■ Required action:
Every line below should be duplicated exactly.

■ Exercise inputs:

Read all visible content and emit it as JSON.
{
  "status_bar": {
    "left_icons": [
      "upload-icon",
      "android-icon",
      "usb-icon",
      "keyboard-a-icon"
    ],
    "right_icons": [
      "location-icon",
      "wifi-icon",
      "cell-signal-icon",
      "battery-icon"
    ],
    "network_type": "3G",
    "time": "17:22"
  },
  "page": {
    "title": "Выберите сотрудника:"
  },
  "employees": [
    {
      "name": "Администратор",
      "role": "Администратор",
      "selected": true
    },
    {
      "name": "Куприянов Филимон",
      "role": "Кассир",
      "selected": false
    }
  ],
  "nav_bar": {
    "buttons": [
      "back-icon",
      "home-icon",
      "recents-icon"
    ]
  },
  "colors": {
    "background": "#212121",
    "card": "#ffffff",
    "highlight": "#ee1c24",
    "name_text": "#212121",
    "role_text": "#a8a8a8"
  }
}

■ Task output:
Read all visible content and emit it as JSON.
{
  "status_bar": {
    "left_icons": [
      "upload-icon",
      "android-icon",
      "usb-icon",
      "keyboard-a-icon"
    ],
    "right_icons": [
      "location-icon",
      "wifi-icon",
      "cell-signal-icon",
      "battery-icon"
    ],
    "network_type": "3G",
    "time": "17:22"
  },
  "page": {
    "title": "Выберите сотрудника:"
  },
  "employees": [
    {
      "name": "Администратор",
      "role": "Администратор",
      "selected": true
    },
    {
      "name": "Куприянов Филимон",
      "role": "Кассир",
      "selected": false
    }
  ],
  "nav_bar": {
    "buttons": [
      "back-icon",
      "home-icon",
      "recents-icon"
    ]
  },
  "colors": {
    "background": "#212121",
    "card": "#ffffff",
    "highlight": "#ee1c24",
    "name_text": "#212121",
    "role_text": "#a8a8a8"
  }
}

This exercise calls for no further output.